Clicking through the archive of images on The 3rd I website feels almost like an inversion of clicking through a Facebook photo gallery. Instead of photos brimming with booze-swelled ego and proud human subjectivity, these are images where the most mundane, trivial, ego-less details of daily life become the subject: forgotten corners, the bathroom ceiling, the wall behind your desk.
In the final analysis, despite the very ego-filled, personal nature of Bilal’s physical performance, the actual art objects that the viewer can encounter do seem to achieve (or nearly achieve) Bilal’s goal. If we look at the photos, we become witnesses to things the artist left behind, forgot, or doesn’t even know existed — things that are untouched by his subjective gaze. We are witnessing the artist’s literal disappearance.
Bilal says that this is going to be his last project — maybe. “I don’t know if I will stick to that promise or not,” he qualifies. “But I don’t have any other projects planned at the moment.
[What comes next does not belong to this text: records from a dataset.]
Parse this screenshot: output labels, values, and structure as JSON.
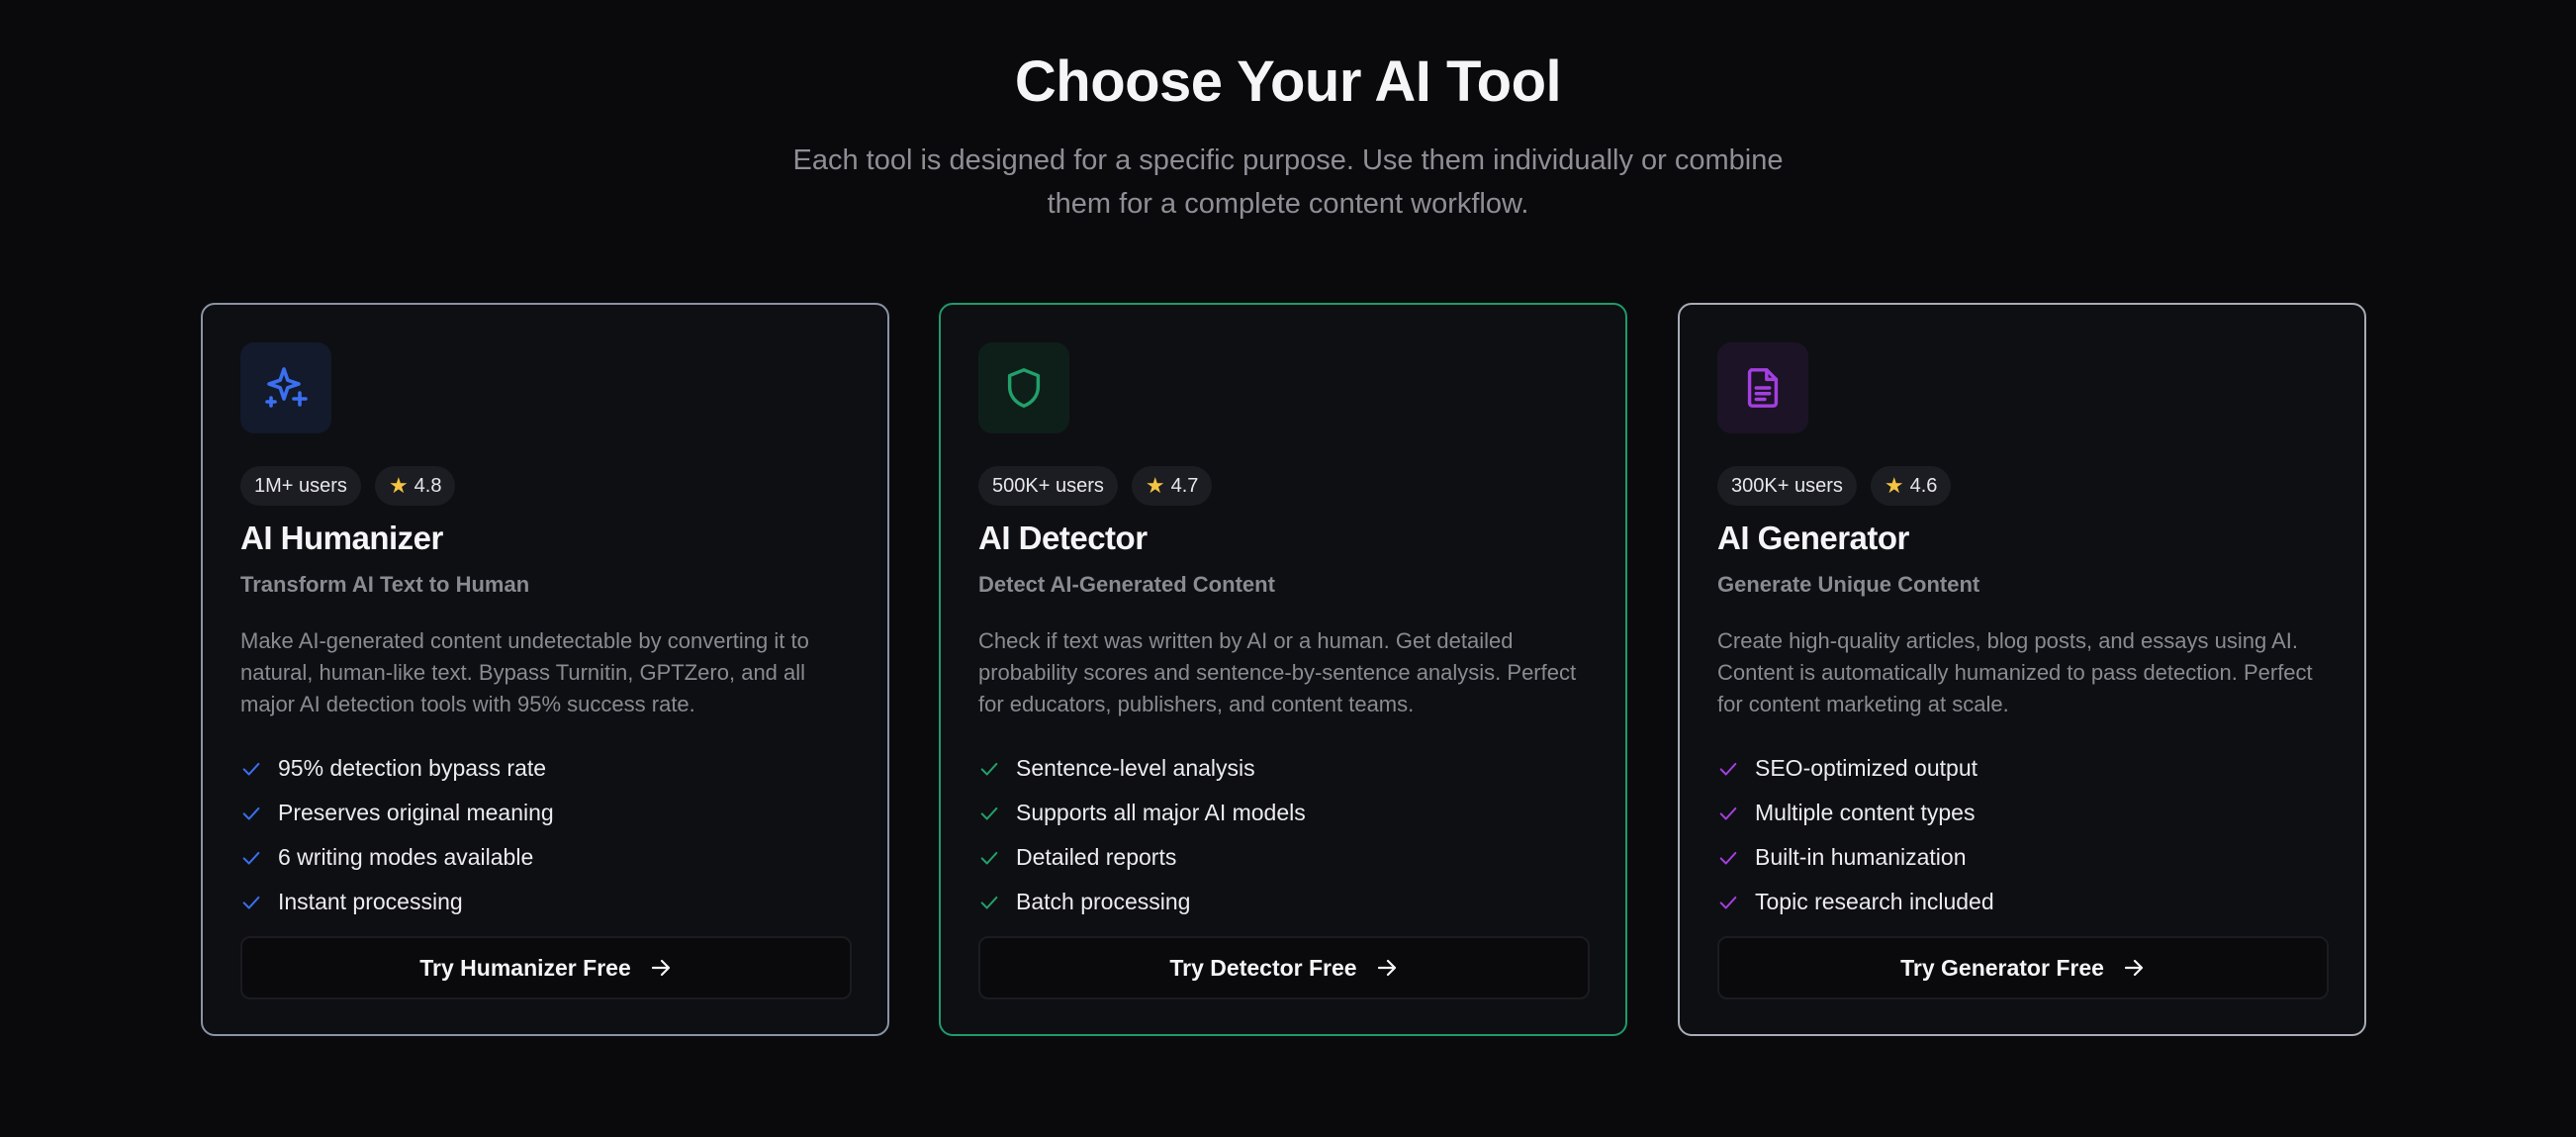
{
  "header": {
    "title": "Choose Your AI Tool",
    "subtitle": "Each tool is designed for a specific purpose. Use them individually or combine them for a complete content workflow."
  },
  "colors": {
    "humanizer_accent": "#3b6ff0",
    "detector_accent": "#22a06b",
    "generator_accent": "#a33fe0"
  },
  "cards": [
    {
      "icon": "sparkle-icon",
      "users": "1M+ users",
      "rating": "4.8",
      "title": "AI Humanizer",
      "subtitle": "Transform AI Text to Human",
      "description": "Make AI-generated content undetectable by converting it to natural, human-like text. Bypass Turnitin, GPTZero, and all major AI detection tools with 95% success rate.",
      "features": [
        "95% detection bypass rate",
        "Preserves original meaning",
        "6 writing modes available",
        "Instant processing"
      ],
      "cta": "Try Humanizer Free"
    },
    {
      "icon": "shield-icon",
      "users": "500K+ users",
      "rating": "4.7",
      "title": "AI Detector",
      "subtitle": "Detect AI-Generated Content",
      "description": "Check if text was written by AI or a human. Get detailed probability scores and sentence-by-sentence analysis. Perfect for educators, publishers, and content teams.",
      "features": [
        "Sentence-level analysis",
        "Supports all major AI models",
        "Detailed reports",
        "Batch processing"
      ],
      "cta": "Try Detector Free"
    },
    {
      "icon": "document-icon",
      "users": "300K+ users",
      "rating": "4.6",
      "title": "AI Generator",
      "subtitle": "Generate Unique Content",
      "description": "Create high-quality articles, blog posts, and essays using AI. Content is automatically humanized to pass detection. Perfect for content marketing at scale.",
      "features": [
        "SEO-optimized output",
        "Multiple content types",
        "Built-in humanization",
        "Topic research included"
      ],
      "cta": "Try Generator Free"
    }
  ]
}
“The reason why is because as an artist, we don’t live in the moment. We’re always thinking about what we’ve done and what we’re going to do next. I was recently standing in the middle of Washington Square Park and I have never existed in the present as much as that moment. I wasn’t thinking about the next project or what happened in the past. I was truly in the present time, and I think that this is what this project is also about: being in the present, as mundane as it is, and absorbing it.”
See images at www.3rdi.me